Kenneth Branagh’s style as a director is…let’s call it inconsistent, though I don’t know if that’s the right word. He actually has a pretty set-in-stone style of film but it has more degrees of intensity than someone like, say, Wes Anderson or Tim Burton. Branagh’s movies can be identified by their showy shots, overly theatrical acting performances (especially by the man himself), and a bombastic tone that sometimes makes a scene that should be mellow into something that’s far too exuberant and a scene that should be lively into a mess of over-the-topness. But, again, there’s a spectrum. On the high end, you have a movie like Mary Shelley’s Frankenstein, about which I can talk for days with very little unfettered praise to share.
On the low end of that spectrum, you have a film like 2017’s Murder on the Orient Express.

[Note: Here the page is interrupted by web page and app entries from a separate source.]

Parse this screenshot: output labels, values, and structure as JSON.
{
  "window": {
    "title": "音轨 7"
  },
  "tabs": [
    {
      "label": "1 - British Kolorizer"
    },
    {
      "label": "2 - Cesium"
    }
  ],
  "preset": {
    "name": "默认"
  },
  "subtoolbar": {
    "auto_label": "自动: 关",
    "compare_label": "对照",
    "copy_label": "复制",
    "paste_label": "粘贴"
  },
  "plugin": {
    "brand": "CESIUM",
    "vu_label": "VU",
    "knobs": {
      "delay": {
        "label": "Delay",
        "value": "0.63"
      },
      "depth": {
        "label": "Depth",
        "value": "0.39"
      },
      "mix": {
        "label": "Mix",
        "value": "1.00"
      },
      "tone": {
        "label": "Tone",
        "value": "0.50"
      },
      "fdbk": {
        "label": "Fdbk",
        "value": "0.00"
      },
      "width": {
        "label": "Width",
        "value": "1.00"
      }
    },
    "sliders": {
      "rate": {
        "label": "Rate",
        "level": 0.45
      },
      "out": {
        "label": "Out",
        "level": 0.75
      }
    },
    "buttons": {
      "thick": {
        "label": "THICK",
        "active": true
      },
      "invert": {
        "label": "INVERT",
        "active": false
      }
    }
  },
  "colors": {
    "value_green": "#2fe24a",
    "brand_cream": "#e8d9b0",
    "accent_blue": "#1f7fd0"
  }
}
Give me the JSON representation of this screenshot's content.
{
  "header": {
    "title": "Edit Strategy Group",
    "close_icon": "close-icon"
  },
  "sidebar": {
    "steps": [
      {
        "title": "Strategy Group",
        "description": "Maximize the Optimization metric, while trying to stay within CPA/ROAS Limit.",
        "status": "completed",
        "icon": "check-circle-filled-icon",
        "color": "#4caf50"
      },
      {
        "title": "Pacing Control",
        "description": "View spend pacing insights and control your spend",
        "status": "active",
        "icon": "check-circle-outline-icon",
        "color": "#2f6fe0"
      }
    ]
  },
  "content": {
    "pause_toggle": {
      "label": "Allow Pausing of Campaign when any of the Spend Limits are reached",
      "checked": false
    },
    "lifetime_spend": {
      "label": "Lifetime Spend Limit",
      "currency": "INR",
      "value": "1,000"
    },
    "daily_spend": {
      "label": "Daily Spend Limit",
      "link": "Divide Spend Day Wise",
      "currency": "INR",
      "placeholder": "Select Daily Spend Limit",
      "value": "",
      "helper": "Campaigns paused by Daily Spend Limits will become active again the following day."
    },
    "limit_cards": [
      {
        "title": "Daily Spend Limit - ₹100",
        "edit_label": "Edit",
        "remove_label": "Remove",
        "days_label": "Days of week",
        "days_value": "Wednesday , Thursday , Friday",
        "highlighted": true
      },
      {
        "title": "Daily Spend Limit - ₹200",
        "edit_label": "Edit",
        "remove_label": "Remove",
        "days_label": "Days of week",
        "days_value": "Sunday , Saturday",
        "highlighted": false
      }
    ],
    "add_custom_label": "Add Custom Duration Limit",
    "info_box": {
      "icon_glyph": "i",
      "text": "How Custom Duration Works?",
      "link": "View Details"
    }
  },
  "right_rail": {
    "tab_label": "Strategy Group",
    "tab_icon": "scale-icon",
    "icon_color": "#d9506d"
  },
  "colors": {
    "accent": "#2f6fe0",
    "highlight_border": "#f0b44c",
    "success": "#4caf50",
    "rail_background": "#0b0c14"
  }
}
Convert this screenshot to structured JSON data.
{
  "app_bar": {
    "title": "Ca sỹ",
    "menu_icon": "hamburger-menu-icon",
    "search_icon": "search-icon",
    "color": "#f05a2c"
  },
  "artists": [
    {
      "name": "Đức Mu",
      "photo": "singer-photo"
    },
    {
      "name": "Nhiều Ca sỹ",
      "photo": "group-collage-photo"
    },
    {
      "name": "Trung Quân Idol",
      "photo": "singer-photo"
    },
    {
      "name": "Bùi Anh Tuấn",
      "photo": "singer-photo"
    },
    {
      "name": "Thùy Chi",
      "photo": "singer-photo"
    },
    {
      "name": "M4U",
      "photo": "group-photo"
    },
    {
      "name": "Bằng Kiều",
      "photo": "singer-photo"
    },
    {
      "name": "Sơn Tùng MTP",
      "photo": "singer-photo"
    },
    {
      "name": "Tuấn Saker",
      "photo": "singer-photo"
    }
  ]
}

That film—the first to feature Branagh step into the role of Agatha Christie’s famed inspector Hercule Poirot—was a delight. It faithfully adapted one of the most famous murder mystery stories of all time, balanced an all-star cast, and maintained a tight pace throughout its sub-two-hour runtime. Branagh starred and directed the film, as he did Frankenstein, but the Christie adaptation captured the tone and spirit far better than the Shelley adaptation.
The movie was a smashing success, bringing in over 350 million worldwide on a mere 55-million-dollar budget. A sequel was guaranteed and, had the pandemic not happened, the movie would have been released in October of 2020, likely to great success. Instead, it was delayed multiple times, kicked down the road again and again until finally, now, it has dropped.
Now it is here and my reaction is supremely satisfied.
Curiously, the things I found most appealing about the movie are the things many other reviewers are harshly criticizing. Some are saying the film is too old-fashioned and slow-paced. Nonsense to that, I say: When considering the alternative, I would much rather have a Kenneth Branagh movie that takes its time and exercises some restraint than a movie in which he indulges in all his Mary Shelley Frankensteiniest impulses.
As for the style of Death on the Nile, that is, in my opinion, the movie’s chief strength. It’s longer than Branagh’s previous Christie adaptation, but the pacing was never sluggish and there was hardly a scene that needed trimming or outright removal. Everything we see has a purpose to the story and pays off in the big “whodunit” reveal. The only issue I might quibble over is the film’s prologue, which is the only time Branagh let his worst impulses stretch their legs: The film begins with a five-minute black and white WWI mini-movie whose sole purpose seems to be to give audiences the backstory to Hercule Poirot’s gigantic mustache. It also lets the director play around with the de-aging technology that is all the rage right now. It’s a largely unnecessary scene, even if there is a payoff at the end of the movie. I suspect it was added by the director to give the Poirot character more of an emotional arc in the film (there’s a change from the book to the screen that also serves this purpose and while book purists might balk at it, the change hardly bothered me).
Visually, I don’t know if I can praise the movie enough. The film was shot on large format 65mm film stock and it absolutely shows. On the one hand, it might be easy to dismiss the look of the film since so much of the Egypt setting was accomplished with special effects, but never mind that: The fact that the movie looks this stunning while being 75% set on a boat is remarkable. Over and over I found myself shaking my head in awe of a gorgeously composed or blocked shot or an enchantingly lit scene.
There was one scene in particular that stood out among so many.
It comes about halfway through the film when Poirot is interviewing someone after a murder had taken place (no spoilers). There is a camera shot, over Poirot’s right shoulder, so that only his head and shoulders are in frame, with the other figure seated on the left side of the screen, with a dark shadow behind him. The blocking, plus the natural lighting, and the grain from the film, all add up to a picture that looked exactly like I was watching an old cinemascope movie from 1950-something. Not to reuse the word yet again, but it was utterly stunning to behold. Big credit must go to Haris Zambarloukos who made this the most beautiful movie of the year so far, and it will be hard to top, I think.
As for the story, there’s not much that can be said, not only because it’s another famous murder mystery by one of the genre’s greatest writers, but also because to say much about it might give away some clue inadvertently. Suffice to say, the story is as good here as it was when it was first penned back in 1937. Personally, I prefer it to the more famous Murder on the Orient Express (though not above And Then There Were None). As with the 2017 film, the cast here is all-star and everyone is given plenty of opportunities to show out, and though some only get one or two chances, they all make the most of it.
9/10 – It might be odd that a book adaptation does as faithfully as this would receive high marks more for its visuals than anything else, but Death on the Nile is a movie so beautiful to behold it simply must be seen on the big screen. Those who do will find, not only a feast for the eyes, but an excellently made murder mystery story to boot.